A: Funds of funds will still have an important role to play and will continue to exist and, like the overall industry, to evolve. That said, their role has already changed over the last few years and we could expect more change going forward. They continue to be very useful to certain investors that don’t have the same level of access or resources as larger institutions, pensions, endowments. Investors who do have access to the underlyings and the sophistication needed to make allocations among them, will do so. We have seen more and more institutions invest directly in hedge funds rather than through fund of funds. But other investors don’t.
Fund-of funds are evolving just like the overall industry. Fund of funds are in an interesting position within the industry: they are both investors in underlying funds, and managers with their own products and investors. Perhaps more than managers of direct funds, fund of fund managers are moving from providing a product (that is, a commingled fund) to a service, which may include helping an institutional investor through a managed account or who has otherwise gone direct with their manager selection, evaluation and monitoring process. There is a lot of talent and experience at the best fund of funds and we expect that they will evolve as the overall industry does.
Q: Another market-structure question: Would you guess that five or even 10 years down the road there are going to be significantly fewer players in the hedge fund management space than at present, due to consolidation on the one hand and barriers to entry on the other?
A: There has been some shrinkage since 2008. We’re seeing start-ups recover though. The size of funds will change. The big will get bigger, and start-ups will have to be scaled up, but it doesn’t seem to me that there is any significant further shrinkage ahead of us.
Ultimately, it’s all about delivering alpha and those managers that can do that, on behalf of their investors, will survive and thrive. Emerging managers and large managers both have challenges to deliver strong risk adjusted performance while also delivering quality and confidence to their investors, and the regulators, through a world-class infrastructure. Emerging managers and large established managers may each have different challenges to strike that balance but both can, and will, do so going forward.
Q: The report, “From black box to open book,” is a 46 page answer to the question, how can hedge funds earn back or enhance investor confidence. Can you give me the elevator-pitch form of the argument?

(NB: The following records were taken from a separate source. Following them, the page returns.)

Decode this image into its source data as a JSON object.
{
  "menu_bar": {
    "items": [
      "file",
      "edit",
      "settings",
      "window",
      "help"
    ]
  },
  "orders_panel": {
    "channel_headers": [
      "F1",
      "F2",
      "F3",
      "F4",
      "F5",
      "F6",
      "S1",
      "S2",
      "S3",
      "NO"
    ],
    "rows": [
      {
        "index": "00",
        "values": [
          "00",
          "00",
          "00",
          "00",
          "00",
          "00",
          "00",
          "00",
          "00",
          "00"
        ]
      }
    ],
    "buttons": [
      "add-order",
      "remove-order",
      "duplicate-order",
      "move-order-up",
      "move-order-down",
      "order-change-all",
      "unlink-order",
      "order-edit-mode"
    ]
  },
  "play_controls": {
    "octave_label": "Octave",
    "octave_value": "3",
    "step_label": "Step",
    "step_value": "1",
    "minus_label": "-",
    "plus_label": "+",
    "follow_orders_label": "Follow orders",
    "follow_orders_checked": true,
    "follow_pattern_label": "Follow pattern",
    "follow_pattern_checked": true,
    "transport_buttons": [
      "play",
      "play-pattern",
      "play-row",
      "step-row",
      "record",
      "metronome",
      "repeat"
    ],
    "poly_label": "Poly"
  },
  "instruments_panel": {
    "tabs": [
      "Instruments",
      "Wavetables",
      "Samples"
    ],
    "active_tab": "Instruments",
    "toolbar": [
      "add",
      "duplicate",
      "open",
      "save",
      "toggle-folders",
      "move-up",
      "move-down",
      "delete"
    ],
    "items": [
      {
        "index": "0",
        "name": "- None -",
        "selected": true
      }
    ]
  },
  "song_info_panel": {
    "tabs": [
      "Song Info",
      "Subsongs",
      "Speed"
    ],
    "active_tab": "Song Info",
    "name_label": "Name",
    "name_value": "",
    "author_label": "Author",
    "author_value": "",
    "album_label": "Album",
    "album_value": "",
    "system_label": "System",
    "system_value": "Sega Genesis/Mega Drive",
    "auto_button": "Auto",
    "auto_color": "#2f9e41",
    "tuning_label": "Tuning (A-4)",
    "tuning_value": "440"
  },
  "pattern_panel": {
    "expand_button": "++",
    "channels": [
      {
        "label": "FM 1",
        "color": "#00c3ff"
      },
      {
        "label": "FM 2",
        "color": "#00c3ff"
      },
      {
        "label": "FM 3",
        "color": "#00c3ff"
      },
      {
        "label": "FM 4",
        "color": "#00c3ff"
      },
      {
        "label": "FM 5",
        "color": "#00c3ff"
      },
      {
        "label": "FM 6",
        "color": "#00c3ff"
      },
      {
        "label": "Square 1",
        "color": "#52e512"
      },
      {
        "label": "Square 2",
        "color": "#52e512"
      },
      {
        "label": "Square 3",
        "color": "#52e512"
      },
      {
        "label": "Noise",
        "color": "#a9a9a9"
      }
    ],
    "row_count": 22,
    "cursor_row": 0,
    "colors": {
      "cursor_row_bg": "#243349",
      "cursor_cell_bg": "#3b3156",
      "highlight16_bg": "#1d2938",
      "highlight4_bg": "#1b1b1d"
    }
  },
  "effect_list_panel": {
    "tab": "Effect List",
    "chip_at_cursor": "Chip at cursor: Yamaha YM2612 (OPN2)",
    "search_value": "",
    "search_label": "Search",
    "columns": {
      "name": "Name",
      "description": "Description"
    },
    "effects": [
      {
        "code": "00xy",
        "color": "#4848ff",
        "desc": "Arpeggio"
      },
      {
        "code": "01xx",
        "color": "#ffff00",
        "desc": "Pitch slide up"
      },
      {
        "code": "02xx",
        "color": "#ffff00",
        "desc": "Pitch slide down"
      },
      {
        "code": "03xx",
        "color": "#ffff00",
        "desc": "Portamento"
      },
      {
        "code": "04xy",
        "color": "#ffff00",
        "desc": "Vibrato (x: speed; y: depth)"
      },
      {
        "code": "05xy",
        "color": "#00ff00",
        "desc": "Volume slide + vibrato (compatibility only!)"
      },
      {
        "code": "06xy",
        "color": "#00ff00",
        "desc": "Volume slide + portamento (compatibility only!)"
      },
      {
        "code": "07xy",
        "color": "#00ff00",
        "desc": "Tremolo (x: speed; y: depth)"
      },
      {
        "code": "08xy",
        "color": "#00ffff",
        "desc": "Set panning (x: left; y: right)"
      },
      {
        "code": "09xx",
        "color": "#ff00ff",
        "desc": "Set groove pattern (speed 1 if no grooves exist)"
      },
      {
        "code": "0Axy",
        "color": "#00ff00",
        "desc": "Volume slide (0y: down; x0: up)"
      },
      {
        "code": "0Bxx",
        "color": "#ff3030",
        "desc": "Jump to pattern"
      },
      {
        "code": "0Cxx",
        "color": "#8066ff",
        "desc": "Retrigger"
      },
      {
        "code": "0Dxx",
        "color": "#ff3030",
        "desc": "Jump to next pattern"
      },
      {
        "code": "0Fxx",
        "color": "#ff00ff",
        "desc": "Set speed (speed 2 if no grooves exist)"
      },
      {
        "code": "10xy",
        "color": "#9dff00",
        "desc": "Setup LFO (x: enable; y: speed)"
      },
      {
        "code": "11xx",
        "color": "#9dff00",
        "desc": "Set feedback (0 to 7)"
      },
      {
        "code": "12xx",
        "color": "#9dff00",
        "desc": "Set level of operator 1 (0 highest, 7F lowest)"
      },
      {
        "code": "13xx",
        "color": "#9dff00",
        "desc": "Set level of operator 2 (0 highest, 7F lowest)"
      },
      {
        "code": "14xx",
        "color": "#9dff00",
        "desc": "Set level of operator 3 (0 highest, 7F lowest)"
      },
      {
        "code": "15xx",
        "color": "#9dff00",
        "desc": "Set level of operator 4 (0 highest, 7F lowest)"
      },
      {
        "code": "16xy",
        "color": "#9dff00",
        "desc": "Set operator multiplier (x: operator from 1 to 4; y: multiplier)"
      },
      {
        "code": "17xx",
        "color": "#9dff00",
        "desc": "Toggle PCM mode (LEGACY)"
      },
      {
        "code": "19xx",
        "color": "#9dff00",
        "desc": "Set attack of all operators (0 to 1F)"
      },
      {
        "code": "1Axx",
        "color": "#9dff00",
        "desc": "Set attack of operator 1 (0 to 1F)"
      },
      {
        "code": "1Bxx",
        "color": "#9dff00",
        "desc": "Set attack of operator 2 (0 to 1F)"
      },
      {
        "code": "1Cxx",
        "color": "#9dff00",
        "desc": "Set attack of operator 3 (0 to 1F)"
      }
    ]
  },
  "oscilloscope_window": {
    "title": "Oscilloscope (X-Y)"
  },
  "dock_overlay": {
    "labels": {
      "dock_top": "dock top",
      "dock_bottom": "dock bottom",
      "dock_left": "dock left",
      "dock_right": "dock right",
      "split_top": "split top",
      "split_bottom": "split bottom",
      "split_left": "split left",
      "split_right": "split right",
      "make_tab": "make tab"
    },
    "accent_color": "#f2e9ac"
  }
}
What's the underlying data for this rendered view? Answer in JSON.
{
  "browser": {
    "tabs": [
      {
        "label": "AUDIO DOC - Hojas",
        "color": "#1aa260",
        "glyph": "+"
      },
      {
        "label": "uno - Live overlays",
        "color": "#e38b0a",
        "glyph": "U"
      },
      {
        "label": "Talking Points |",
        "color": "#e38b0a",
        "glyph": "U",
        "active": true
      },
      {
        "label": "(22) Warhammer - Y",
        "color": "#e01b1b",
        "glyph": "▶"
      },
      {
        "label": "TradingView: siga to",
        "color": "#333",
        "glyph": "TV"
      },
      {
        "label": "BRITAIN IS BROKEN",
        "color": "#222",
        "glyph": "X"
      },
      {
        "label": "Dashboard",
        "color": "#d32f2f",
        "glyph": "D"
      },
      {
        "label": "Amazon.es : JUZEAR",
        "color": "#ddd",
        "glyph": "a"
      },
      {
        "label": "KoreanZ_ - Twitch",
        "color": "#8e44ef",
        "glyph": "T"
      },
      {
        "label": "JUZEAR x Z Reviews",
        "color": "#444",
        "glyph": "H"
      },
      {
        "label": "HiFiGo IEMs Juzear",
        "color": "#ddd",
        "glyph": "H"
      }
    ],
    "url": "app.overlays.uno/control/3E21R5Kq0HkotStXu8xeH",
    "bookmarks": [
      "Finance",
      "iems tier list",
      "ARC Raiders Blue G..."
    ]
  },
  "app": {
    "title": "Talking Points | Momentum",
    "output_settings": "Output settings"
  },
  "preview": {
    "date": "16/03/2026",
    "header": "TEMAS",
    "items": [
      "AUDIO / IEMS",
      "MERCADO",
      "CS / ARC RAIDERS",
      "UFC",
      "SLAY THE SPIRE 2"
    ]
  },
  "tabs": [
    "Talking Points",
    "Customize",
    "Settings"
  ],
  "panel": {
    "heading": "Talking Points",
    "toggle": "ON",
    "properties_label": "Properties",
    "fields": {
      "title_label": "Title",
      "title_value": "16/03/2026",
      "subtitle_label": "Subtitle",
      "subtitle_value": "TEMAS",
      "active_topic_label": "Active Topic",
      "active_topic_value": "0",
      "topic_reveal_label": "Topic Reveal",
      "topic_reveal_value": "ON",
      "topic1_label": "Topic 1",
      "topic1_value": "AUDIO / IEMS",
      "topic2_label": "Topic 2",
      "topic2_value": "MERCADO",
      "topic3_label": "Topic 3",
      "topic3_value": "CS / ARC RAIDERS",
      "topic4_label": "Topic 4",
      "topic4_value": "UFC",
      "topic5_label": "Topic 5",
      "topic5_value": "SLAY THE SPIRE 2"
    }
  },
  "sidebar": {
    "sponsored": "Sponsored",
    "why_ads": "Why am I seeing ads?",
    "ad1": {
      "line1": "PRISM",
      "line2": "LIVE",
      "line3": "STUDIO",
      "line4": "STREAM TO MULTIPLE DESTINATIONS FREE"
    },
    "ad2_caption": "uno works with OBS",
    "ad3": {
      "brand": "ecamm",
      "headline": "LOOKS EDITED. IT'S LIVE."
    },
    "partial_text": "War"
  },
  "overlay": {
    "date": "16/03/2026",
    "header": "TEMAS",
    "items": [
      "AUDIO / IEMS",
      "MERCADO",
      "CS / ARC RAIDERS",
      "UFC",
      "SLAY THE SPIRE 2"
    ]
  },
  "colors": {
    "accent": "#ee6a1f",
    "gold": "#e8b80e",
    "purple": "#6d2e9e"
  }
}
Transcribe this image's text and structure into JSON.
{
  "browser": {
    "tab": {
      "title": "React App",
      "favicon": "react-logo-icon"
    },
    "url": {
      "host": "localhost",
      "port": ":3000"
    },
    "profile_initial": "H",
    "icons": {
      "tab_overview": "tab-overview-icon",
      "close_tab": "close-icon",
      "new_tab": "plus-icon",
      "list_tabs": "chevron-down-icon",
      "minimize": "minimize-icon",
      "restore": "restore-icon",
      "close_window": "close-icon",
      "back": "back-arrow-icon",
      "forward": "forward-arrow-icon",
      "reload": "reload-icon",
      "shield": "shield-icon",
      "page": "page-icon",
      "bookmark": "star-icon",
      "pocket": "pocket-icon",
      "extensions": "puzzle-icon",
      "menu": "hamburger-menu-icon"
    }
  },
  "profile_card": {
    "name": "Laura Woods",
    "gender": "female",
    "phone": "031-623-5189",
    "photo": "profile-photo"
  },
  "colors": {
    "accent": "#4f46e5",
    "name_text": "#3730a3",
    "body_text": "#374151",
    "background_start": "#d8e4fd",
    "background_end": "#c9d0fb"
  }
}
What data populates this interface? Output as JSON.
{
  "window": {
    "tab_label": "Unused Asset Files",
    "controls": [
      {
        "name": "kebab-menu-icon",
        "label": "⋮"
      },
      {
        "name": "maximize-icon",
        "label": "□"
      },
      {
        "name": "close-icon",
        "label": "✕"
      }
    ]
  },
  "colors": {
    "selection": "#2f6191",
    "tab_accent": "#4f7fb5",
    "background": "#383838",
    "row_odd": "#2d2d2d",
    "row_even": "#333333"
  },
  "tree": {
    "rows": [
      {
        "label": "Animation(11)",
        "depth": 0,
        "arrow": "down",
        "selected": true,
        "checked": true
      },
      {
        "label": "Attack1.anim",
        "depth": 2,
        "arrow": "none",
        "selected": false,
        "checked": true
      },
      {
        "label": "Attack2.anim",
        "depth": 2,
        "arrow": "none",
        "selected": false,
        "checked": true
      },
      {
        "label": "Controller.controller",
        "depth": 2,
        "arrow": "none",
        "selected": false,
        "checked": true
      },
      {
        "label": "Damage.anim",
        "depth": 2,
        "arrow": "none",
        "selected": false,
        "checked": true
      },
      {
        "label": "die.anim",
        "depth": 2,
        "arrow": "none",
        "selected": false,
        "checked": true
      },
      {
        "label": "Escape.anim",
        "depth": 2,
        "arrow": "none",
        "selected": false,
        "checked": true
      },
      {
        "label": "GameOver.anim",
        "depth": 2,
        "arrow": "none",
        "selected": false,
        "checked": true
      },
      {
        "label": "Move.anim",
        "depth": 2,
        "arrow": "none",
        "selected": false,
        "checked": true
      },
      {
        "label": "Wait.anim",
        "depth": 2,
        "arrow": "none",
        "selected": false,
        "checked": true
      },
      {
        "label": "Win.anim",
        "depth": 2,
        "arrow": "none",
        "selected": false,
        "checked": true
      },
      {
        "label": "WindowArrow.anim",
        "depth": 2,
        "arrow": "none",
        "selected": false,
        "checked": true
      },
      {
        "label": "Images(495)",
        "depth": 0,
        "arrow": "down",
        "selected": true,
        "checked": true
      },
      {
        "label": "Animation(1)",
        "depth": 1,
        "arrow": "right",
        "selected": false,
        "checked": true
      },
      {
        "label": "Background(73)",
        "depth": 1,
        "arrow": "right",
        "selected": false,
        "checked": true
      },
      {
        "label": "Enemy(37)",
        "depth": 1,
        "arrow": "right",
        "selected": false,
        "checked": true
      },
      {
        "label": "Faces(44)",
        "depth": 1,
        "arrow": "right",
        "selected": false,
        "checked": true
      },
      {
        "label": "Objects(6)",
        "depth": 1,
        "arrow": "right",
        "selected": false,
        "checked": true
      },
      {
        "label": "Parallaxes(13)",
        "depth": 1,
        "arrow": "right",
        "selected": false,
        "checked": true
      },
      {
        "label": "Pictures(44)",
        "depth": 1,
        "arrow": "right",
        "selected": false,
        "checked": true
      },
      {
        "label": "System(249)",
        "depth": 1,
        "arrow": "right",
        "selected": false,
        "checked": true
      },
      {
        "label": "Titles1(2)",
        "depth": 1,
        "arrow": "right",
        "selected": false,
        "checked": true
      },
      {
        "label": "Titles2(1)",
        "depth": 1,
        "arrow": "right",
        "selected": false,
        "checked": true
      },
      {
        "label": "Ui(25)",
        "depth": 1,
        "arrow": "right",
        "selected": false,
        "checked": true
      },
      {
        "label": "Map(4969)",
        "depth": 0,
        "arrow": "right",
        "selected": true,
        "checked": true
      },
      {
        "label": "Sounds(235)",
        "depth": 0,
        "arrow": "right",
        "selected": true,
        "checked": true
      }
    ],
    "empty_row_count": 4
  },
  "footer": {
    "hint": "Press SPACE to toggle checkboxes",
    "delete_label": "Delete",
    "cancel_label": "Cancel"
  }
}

A: As our report says, right in the subtitle, managers have to earn confidence through “trust and transparency.” They have to recognize that the investors, especially the institutions, to which they make their pitch, have their own stakeholders and their own environment. They have to work to align their own interests with their investors’ interests. It all starts with first understanding their needs.